Problem to work on
Extract, word for word, each line from the line holding "What data populates" through the end of the records. Omit every picture.

Exercise inputs

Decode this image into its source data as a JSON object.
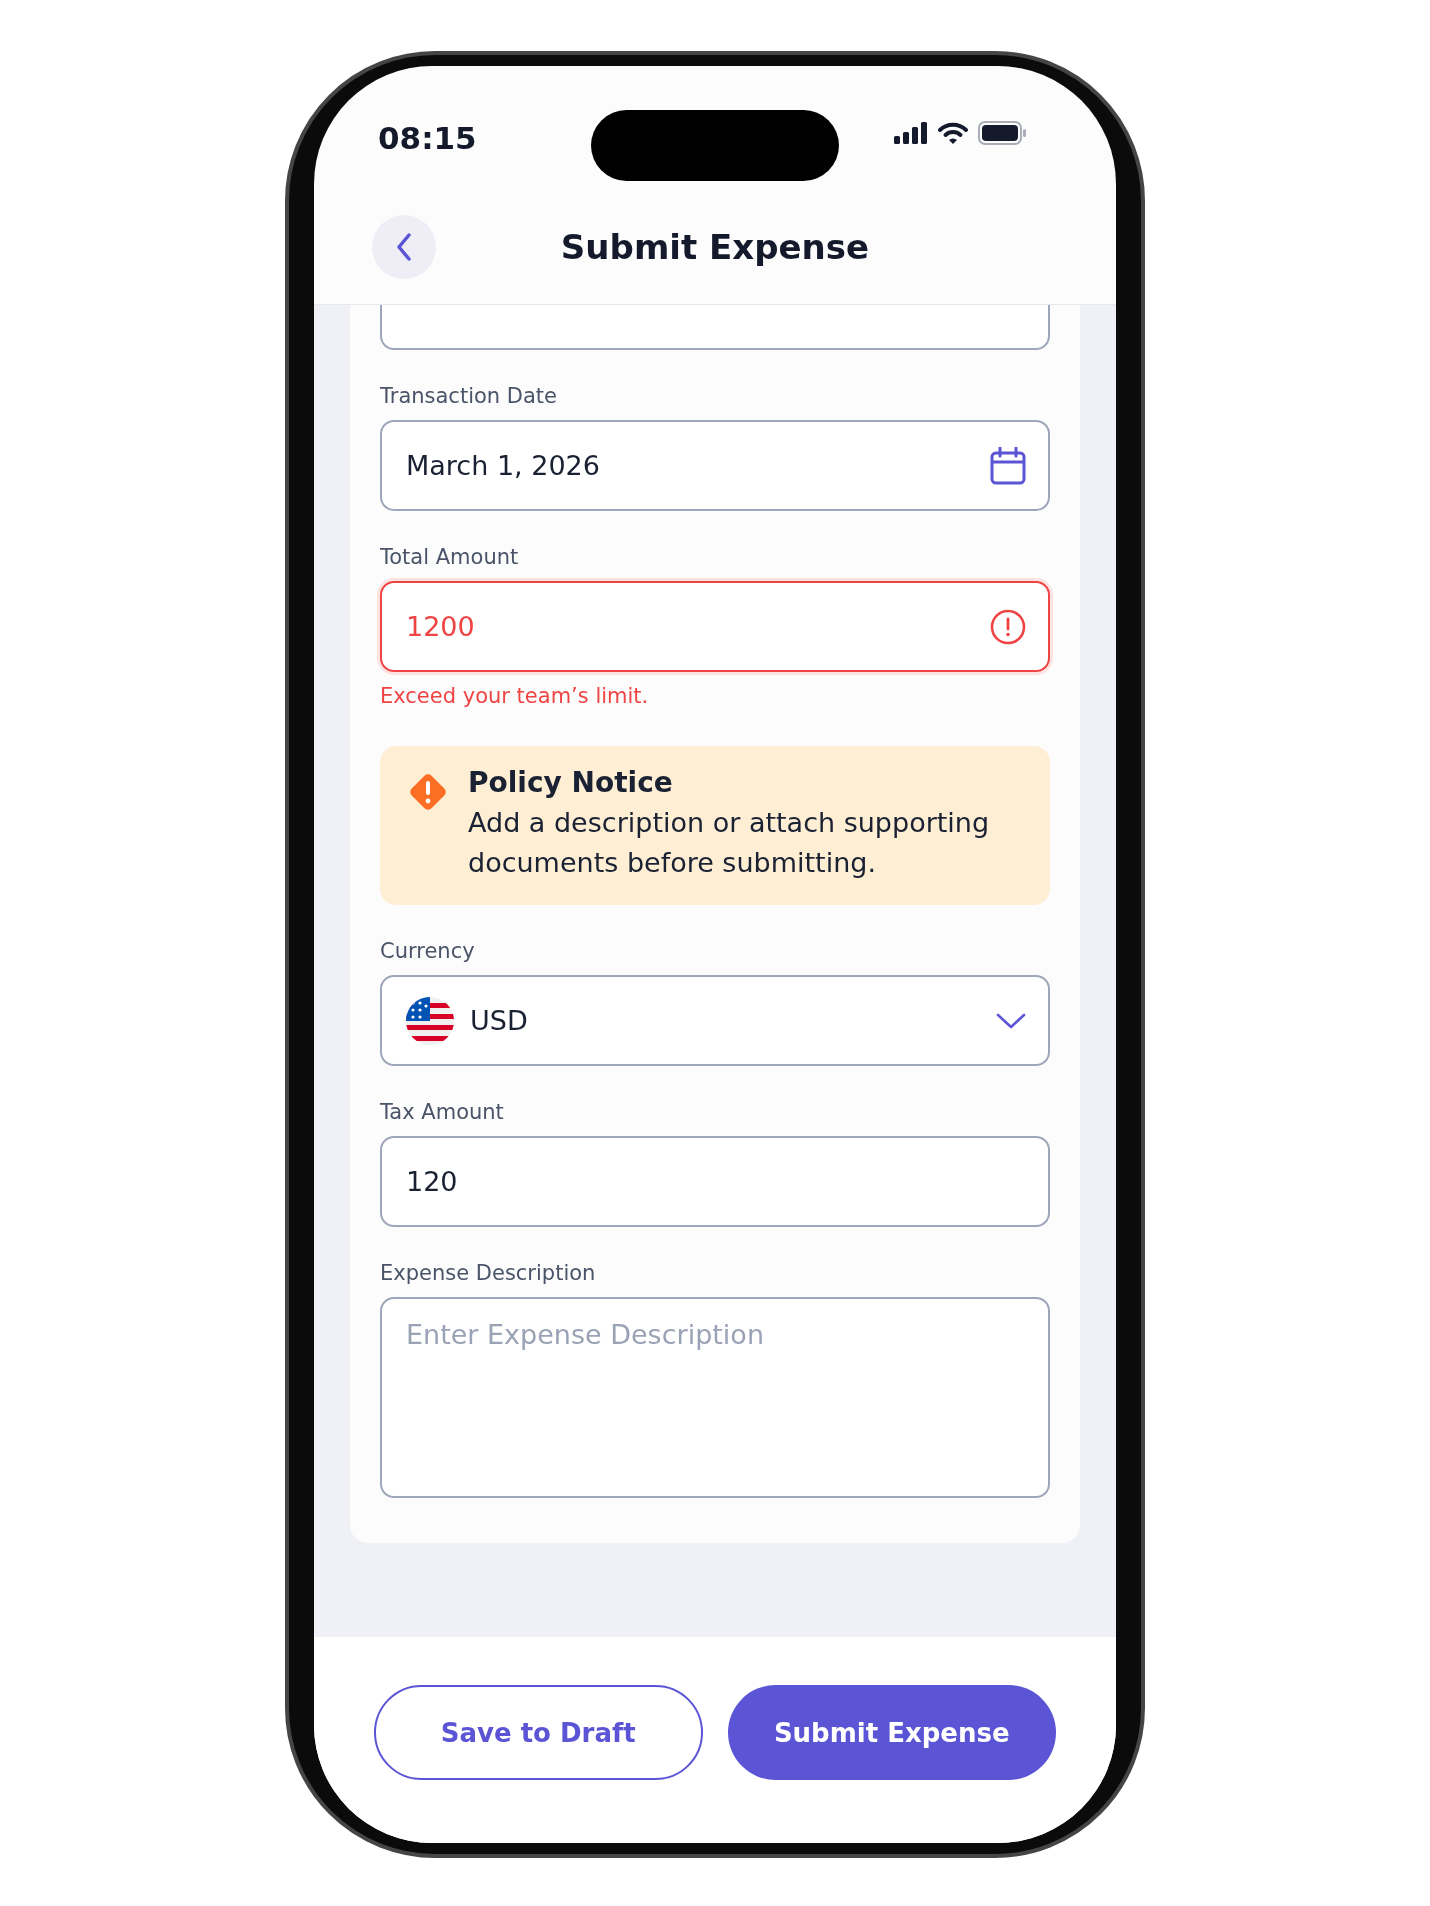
{
  "status_bar": {
    "time": "08:15"
  },
  "header": {
    "title": "Submit Expense"
  },
  "fields": [
    {
      "kind": "text"
    },
    {
      "kind": "date",
      "label": "Transaction Date",
      "value": "March 1, 2026"
    },
    {
      "kind": "amount",
      "label": "Total Amount",
      "value": "1200",
      "error": "Exceed your team’s limit."
    },
    {
      "kind": "notice",
      "title": "Policy Notice",
      "text": "Add a description or attach supporting documents before submitting."
    },
    {
      "kind": "select",
      "label": "Currency",
      "value": "USD"
    },
    {
      "kind": "text",
      "label": "Tax Amount",
      "value": "120"
    },
    {
      "kind": "textarea",
      "label": "Expense Description",
      "placeholder": "Enter Expense Description"
    }
  ],
  "buttons": [
    {
      "label": "Save to Draft",
      "kind": "secondary"
    },
    {
      "label": "Submit Expense",
      "kind": "primary"
    }
  ]
}
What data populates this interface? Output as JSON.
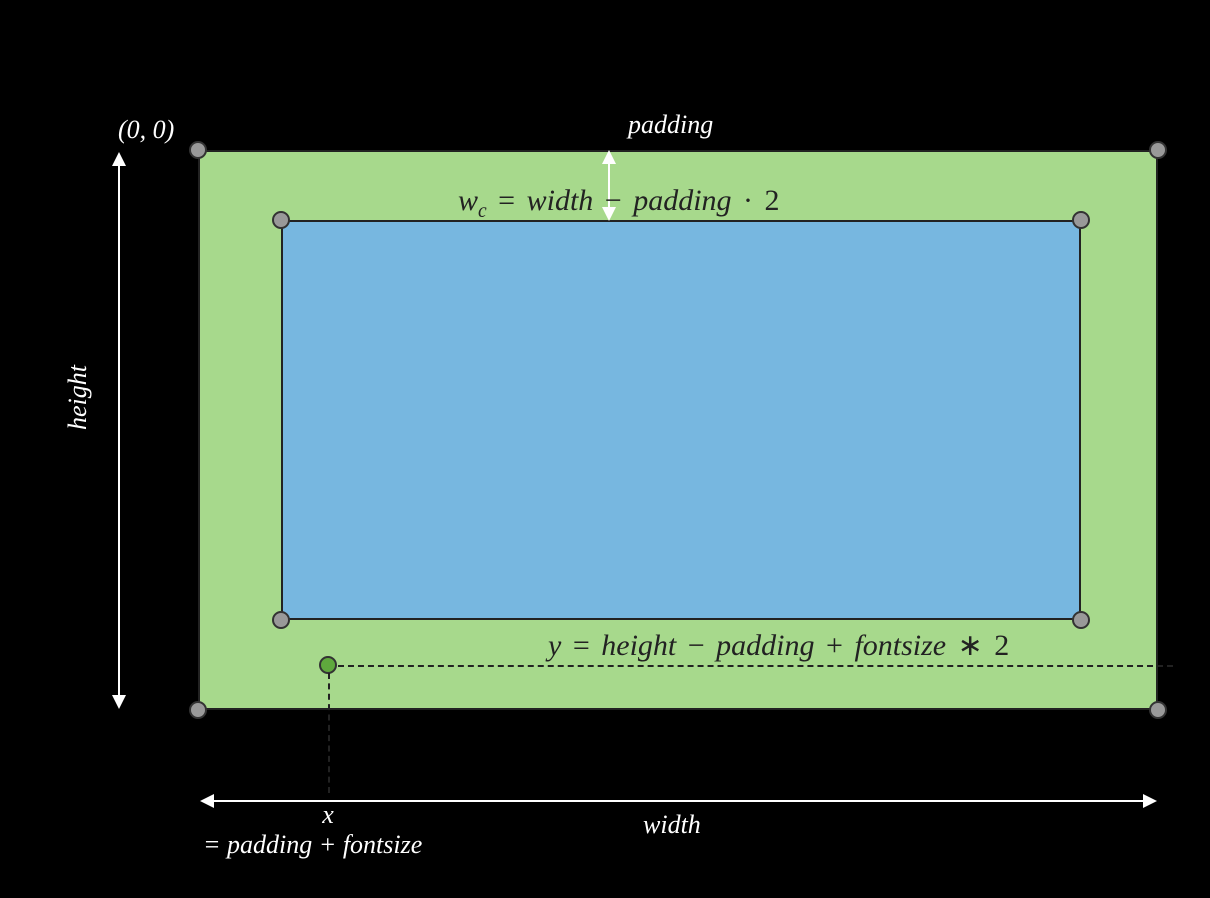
{
  "labels": {
    "origin": "(0, 0)",
    "height": "height",
    "width": "width",
    "padding": "padding",
    "x": "x",
    "x_value": "= padding + fontsize"
  },
  "formulas": {
    "wc_lhs_var": "w",
    "wc_lhs_sub": "c",
    "wc_eq": "=",
    "wc_rhs_a": "width",
    "wc_minus": "−",
    "wc_rhs_b": "padding",
    "wc_dot": "·",
    "wc_rhs_c": "2",
    "y_lhs": "y",
    "y_eq": "=",
    "y_a": "height",
    "y_minus": "−",
    "y_b": "padding",
    "y_plus": "+",
    "y_c": "fontsize",
    "y_star": "∗",
    "y_d": "2"
  }
}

Answer section
What data populates this interface? Output as JSON.
{
  "labels": {
    "origin": "(0, 0)",
    "height": "height",
    "width": "width",
    "padding": "padding",
    "x": "x",
    "x_value": "= padding + fontsize"
  },
  "formulas": {
    "wc_lhs_var": "w",
    "wc_lhs_sub": "c",
    "wc_eq": "=",
    "wc_rhs_a": "width",
    "wc_minus": "−",
    "wc_rhs_b": "padding",
    "wc_dot": "·",
    "wc_rhs_c": "2",
    "y_lhs": "y",
    "y_eq": "=",
    "y_a": "height",
    "y_minus": "−",
    "y_b": "padding",
    "y_plus": "+",
    "y_c": "fontsize",
    "y_star": "∗",
    "y_d": "2"
  }
}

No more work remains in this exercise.